▸ **What needs to be done**: The string "JSON" may appear in lines of the entries below. Report how many lines hold it, with only the number.

▸ **Exercise data**:

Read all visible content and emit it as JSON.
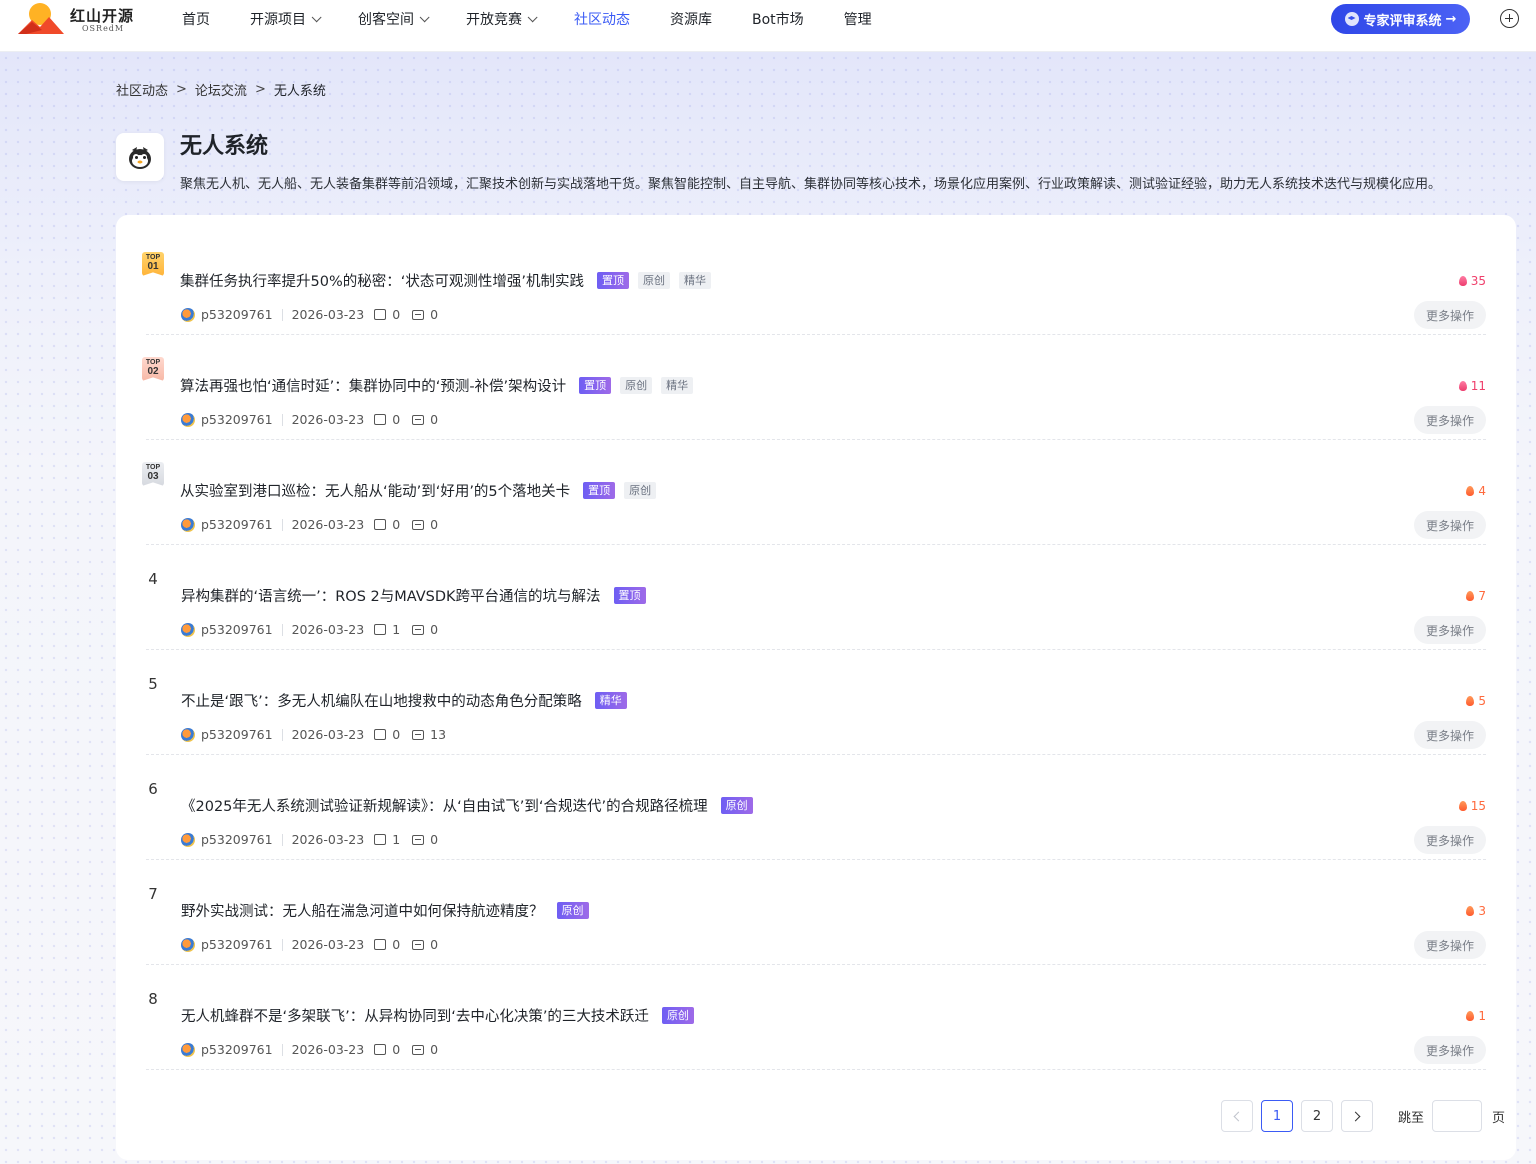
{
  "brand": {
    "title": "红山开源",
    "subtitle": "OSRedM"
  },
  "nav": [
    {
      "label": "首页",
      "dropdown": false,
      "active": false
    },
    {
      "label": "开源项目",
      "dropdown": true,
      "active": false
    },
    {
      "label": "创客空间",
      "dropdown": true,
      "active": false
    },
    {
      "label": "开放竞赛",
      "dropdown": true,
      "active": false
    },
    {
      "label": "社区动态",
      "dropdown": false,
      "active": true
    },
    {
      "label": "资源库",
      "dropdown": false,
      "active": false
    },
    {
      "label": "Bot市场",
      "dropdown": false,
      "active": false
    },
    {
      "label": "管理",
      "dropdown": false,
      "active": false
    }
  ],
  "expert_button": {
    "label": "专家评审系统",
    "arrow": "→"
  },
  "breadcrumb": [
    "社区动态",
    "论坛交流",
    "无人系统"
  ],
  "breadcrumb_sep": ">",
  "board": {
    "title": "无人系统",
    "description": "聚焦无人机、无人船、无人装备集群等前沿领域，汇聚技术创新与实战落地干货。聚焦智能控制、自主导航、集群协同等核心技术，场景化应用案例、行业政策解读、测试验证经验，助力无人系统技术迭代与规模化应用。"
  },
  "posts": [
    {
      "rank": "01",
      "top": true,
      "title": "集群任务执行率提升50%的秘密：‘状态可观测性增强’机制实践",
      "tags": [
        {
          "t": "置顶",
          "k": "pin"
        },
        {
          "t": "原创",
          "k": "orig-g"
        },
        {
          "t": "精华",
          "k": "ess-g"
        }
      ],
      "author": "p53209761",
      "date": "2026-03-23",
      "likes": "0",
      "comments": "0",
      "hot": "35",
      "hot_color": "pink"
    },
    {
      "rank": "02",
      "top": true,
      "title": "算法再强也怕‘通信时延’：集群协同中的‘预测-补偿’架构设计",
      "tags": [
        {
          "t": "置顶",
          "k": "pin"
        },
        {
          "t": "原创",
          "k": "orig-g"
        },
        {
          "t": "精华",
          "k": "ess-g"
        }
      ],
      "author": "p53209761",
      "date": "2026-03-23",
      "likes": "0",
      "comments": "0",
      "hot": "11",
      "hot_color": "pink"
    },
    {
      "rank": "03",
      "top": true,
      "title": "从实验室到港口巡检：无人船从‘能动’到‘好用’的5个落地关卡",
      "tags": [
        {
          "t": "置顶",
          "k": "pin"
        },
        {
          "t": "原创",
          "k": "orig-g"
        }
      ],
      "author": "p53209761",
      "date": "2026-03-23",
      "likes": "0",
      "comments": "0",
      "hot": "4",
      "hot_color": "orange"
    },
    {
      "rank": "4",
      "top": false,
      "title": "异构集群的‘语言统一’：ROS 2与MAVSDK跨平台通信的坑与解法",
      "tags": [
        {
          "t": "置顶",
          "k": "pin"
        }
      ],
      "author": "p53209761",
      "date": "2026-03-23",
      "likes": "1",
      "comments": "0",
      "hot": "7",
      "hot_color": "orange"
    },
    {
      "rank": "5",
      "top": false,
      "title": "不止是‘跟飞’：多无人机编队在山地搜救中的动态角色分配策略",
      "tags": [
        {
          "t": "精华",
          "k": "purple"
        }
      ],
      "author": "p53209761",
      "date": "2026-03-23",
      "likes": "0",
      "comments": "13",
      "hot": "5",
      "hot_color": "orange"
    },
    {
      "rank": "6",
      "top": false,
      "title": "《2025年无人系统测试验证新规解读》：从‘自由试飞’到‘合规迭代’的合规路径梳理",
      "tags": [
        {
          "t": "原创",
          "k": "purple"
        }
      ],
      "author": "p53209761",
      "date": "2026-03-23",
      "likes": "1",
      "comments": "0",
      "hot": "15",
      "hot_color": "orange"
    },
    {
      "rank": "7",
      "top": false,
      "title": "野外实战测试：无人船在湍急河道中如何保持航迹精度？",
      "tags": [
        {
          "t": "原创",
          "k": "purple"
        }
      ],
      "author": "p53209761",
      "date": "2026-03-23",
      "likes": "0",
      "comments": "0",
      "hot": "3",
      "hot_color": "orange"
    },
    {
      "rank": "8",
      "top": false,
      "title": "无人机蜂群不是‘多架联飞’：从异构协同到‘去中心化决策’的三大技术跃迁",
      "tags": [
        {
          "t": "原创",
          "k": "purple"
        }
      ],
      "author": "p53209761",
      "date": "2026-03-23",
      "likes": "0",
      "comments": "0",
      "hot": "1",
      "hot_color": "orange"
    }
  ],
  "top_label": "TOP",
  "more_label": "更多操作",
  "pagination": {
    "pages": [
      "1",
      "2"
    ],
    "current": "1",
    "jump_label": "跳至",
    "page_label": "页",
    "jump_value": ""
  }
}
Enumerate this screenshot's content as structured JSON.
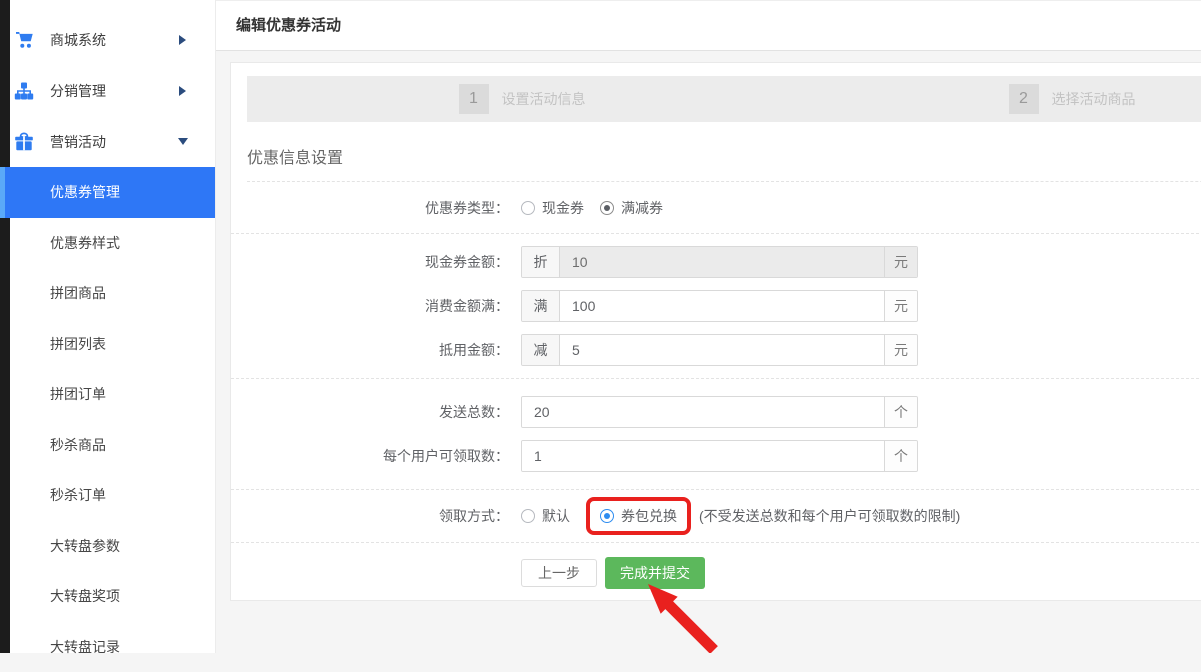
{
  "page": {
    "title": "编辑优惠券活动"
  },
  "sidebar": {
    "menu": [
      {
        "label": "商城系统",
        "icon": "cart-icon"
      },
      {
        "label": "分销管理",
        "icon": "sitemap-icon"
      },
      {
        "label": "营销活动",
        "icon": "gift-icon"
      }
    ],
    "submenu": [
      {
        "label": "优惠券管理",
        "active": true
      },
      {
        "label": "优惠券样式",
        "active": false
      },
      {
        "label": "拼团商品",
        "active": false
      },
      {
        "label": "拼团列表",
        "active": false
      },
      {
        "label": "拼团订单",
        "active": false
      },
      {
        "label": "秒杀商品",
        "active": false
      },
      {
        "label": "秒杀订单",
        "active": false
      },
      {
        "label": "大转盘参数",
        "active": false
      },
      {
        "label": "大转盘奖项",
        "active": false
      },
      {
        "label": "大转盘记录",
        "active": false
      }
    ]
  },
  "steps": [
    {
      "num": "1",
      "label": "设置活动信息"
    },
    {
      "num": "2",
      "label": "选择活动商品"
    }
  ],
  "form": {
    "section_title": "优惠信息设置",
    "coupon_type": {
      "label": "优惠券类型：",
      "options": [
        {
          "label": "现金券",
          "checked": false
        },
        {
          "label": "满减券",
          "checked": true
        }
      ]
    },
    "cash_amount": {
      "label": "现金券金额：",
      "prefix": "折",
      "value": "10",
      "suffix": "元",
      "disabled": true
    },
    "spend_threshold": {
      "label": "消费金额满：",
      "prefix": "满",
      "value": "100",
      "suffix": "元",
      "disabled": false
    },
    "deduct_amount": {
      "label": "抵用金额：",
      "prefix": "减",
      "value": "5",
      "suffix": "元",
      "disabled": false
    },
    "send_total": {
      "label": "发送总数：",
      "value": "20",
      "suffix": "个"
    },
    "per_user_limit": {
      "label": "每个用户可领取数：",
      "value": "1",
      "suffix": "个"
    },
    "receive_method": {
      "label": "领取方式：",
      "options": [
        {
          "label": "默认",
          "checked": false
        },
        {
          "label": "券包兑换",
          "checked": true
        }
      ],
      "hint": "(不受发送总数和每个用户可领取数的限制)"
    },
    "buttons": {
      "prev": "上一步",
      "submit": "完成并提交"
    }
  },
  "colors": {
    "active_item_blue": "#2e77f6",
    "active_item_strip": "#5aa9f8",
    "icon_blue": "#2f7cf0",
    "submit_green": "#5cb85c",
    "annotation_red": "#e9211e"
  }
}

▸ **Exercise result**: 2